Blogging the Theoretical

The Solution (Collins)-ahvang08

September 18, 2011 · 3 Comments

The solution can’t be understood until the problem is addressed. African- American women in the United States are at the bottom of the domination matrix. They are continuously oppressed for not only their race, but their class, gender and sexuality as well. The matrix of domination is made up of four domains of power, which in turn organizes, manages, justifies, and influences oppression in to the lives of African-American women (Collins, 294). In recognizing these domains of power, the Black Feminist can work towards a solution. Patricia Hill-Collins believes that Black feminist thought should empower and spread knowledge and slowly change will come to our society’s social structure and power domains. Collins explains that Black women’s experiences and ideas illustrate the way in which these four domains of power shape domination, but at the same time these domains have been and can be used for Black women’s empowerment (295).

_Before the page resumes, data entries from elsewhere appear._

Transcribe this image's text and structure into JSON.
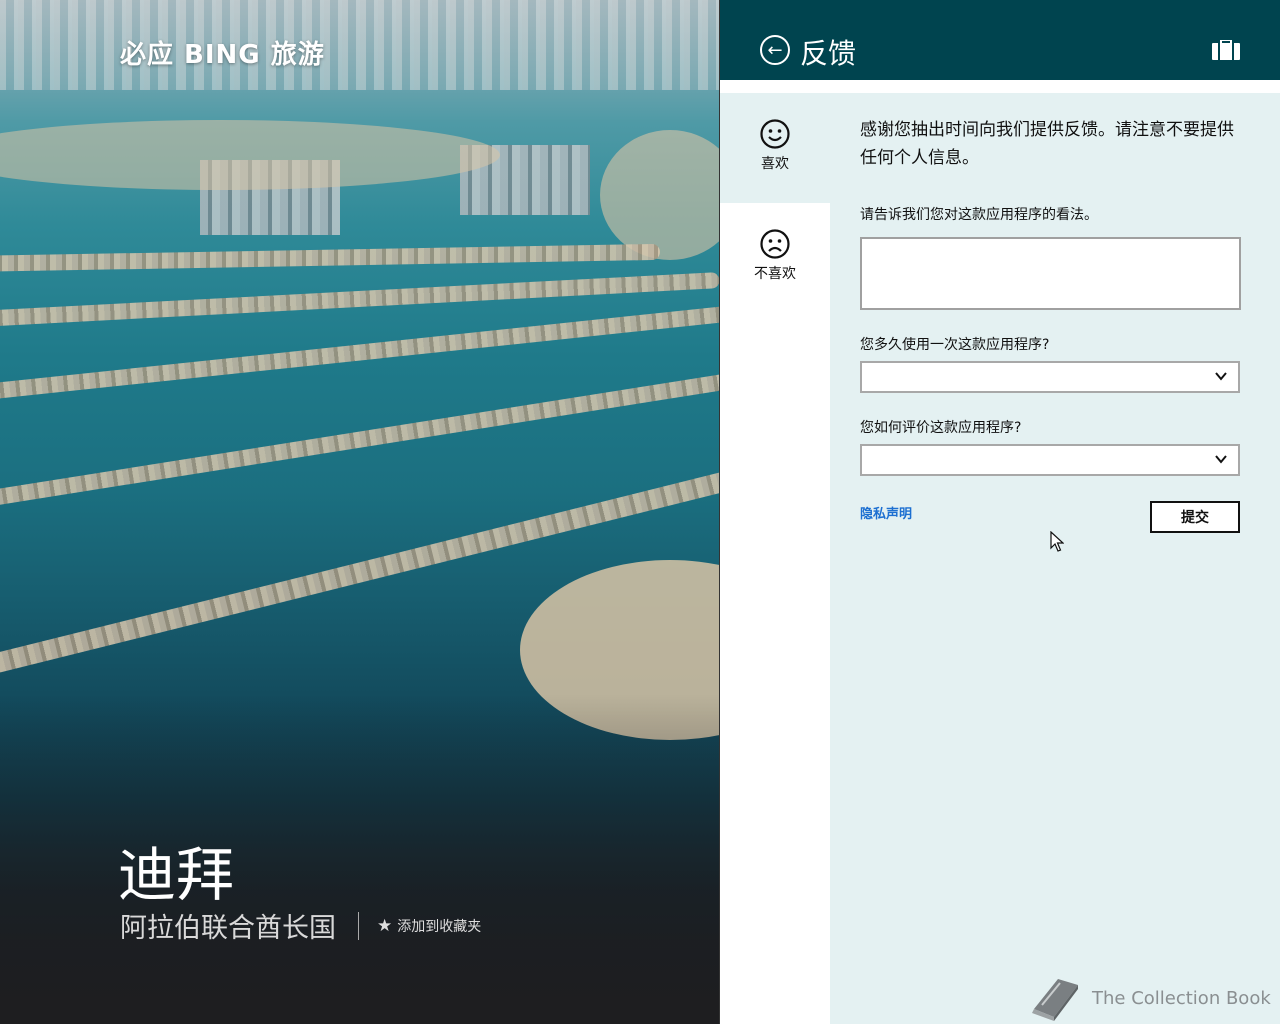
{
  "hero": {
    "app_title": "必应 BING 旅游",
    "city": "迪拜",
    "country": "阿拉伯联合酋长国",
    "favorite_label": "添加到收藏夹",
    "favorite_icon": "star-icon"
  },
  "feedback": {
    "title": "反馈",
    "back_icon": "back-arrow-icon",
    "header_icon": "briefcase-icon",
    "sentiment": {
      "like_label": "喜欢",
      "dislike_label": "不喜欢",
      "selected": "like"
    },
    "intro": "感谢您抽出时间向我们提供反馈。请注意不要提供任何个人信息。",
    "q_opinion": "请告诉我们您对这款应用程序的看法。",
    "opinion_value": "",
    "q_frequency": "您多久使用一次这款应用程序?",
    "frequency_value": "",
    "q_rating": "您如何评价这款应用程序?",
    "rating_value": "",
    "privacy_link": "隐私声明",
    "submit_label": "提交"
  },
  "watermark": {
    "text": "The Collection Book",
    "icon": "book-icon"
  },
  "colors": {
    "header_bg": "#00444f",
    "pane_bg": "#e4f1f2",
    "link": "#1c6fd1"
  }
}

Empowerment is the ability to take action and actually make a difference. It is one thing to say you’re going to do something and another to go do it.  Collins explains that Black feminist can’t be empowered without knowledge, the two are interdependent. She believes that Black feminist thought should continuously address the epistemological debates concerning the power dynamics that underlie what counts as knowledge and that by offering new knowledge about Black women’s own experiences they become empowered (292). U.S. social institutions uphold and foster a lot of the oppression in American and empowerment cannot occur unless there is change. Black feminist have spent a lot of time addressing segregation laws and fighting to be participants in U.S. society. Black women’s resistance strategies reflect their placement both within each domain and within the U.S. matrix of domination. But without resistance, knowledge and empowerment, Black women will be forced to remain at the bottom of the domination matrix. Collins explains that change might not be recognized in each individual African-American woman, but collectively as each individual changes their ideas and actions the overall shape of power will change (293). Ultimately, it has to be a group effort for change to happen, but the individual roles are just as important as the whole entity.

Categories: Abby · Group One



3 responses so far ↓

  •   rcrich09 // Sep 18th 2011 at 7:07 pm

    I like what you have so far and my only criticism is that I would enjoy reading deeper into the way in which Black Feminist Thought gives examples of ideal resistance whether fighting in each of the domains of power or in addressing oppressing epistemologies.

  •   janico08 // Sep 19th 2011 at 9:42 am

    Abby,

    Great start!

    I think you should explain the four domains of power in a little more detail. You may even want to address the controlling images as a part of the problem. Black woman have to navigate these controlling images and therefore these images have an effect on their experiences.

    And perhaps add something regarding “‘never stop questioning’ social injustices” (Collins 291). I think this is an important point because it breaks the veil of silence that can be cast to oppress Black women.

    And don’t forget a bibliography!

    Jenae

  •   degan // Sep 21st 2011 at 4:50 am

    Abby, Great job! I really have nothing to critique, but I could suggest a couple things. You could possibly mention that there is an overlap between different types of oppression. Not that they are interchangeable, but in which all groups possess varying amounts of penalty and privilege in one historically created system. Those things could play a part in the solution to stop oppression as a whole. Just input not necessary particularly.
    From Monica

You must log in to post a comment.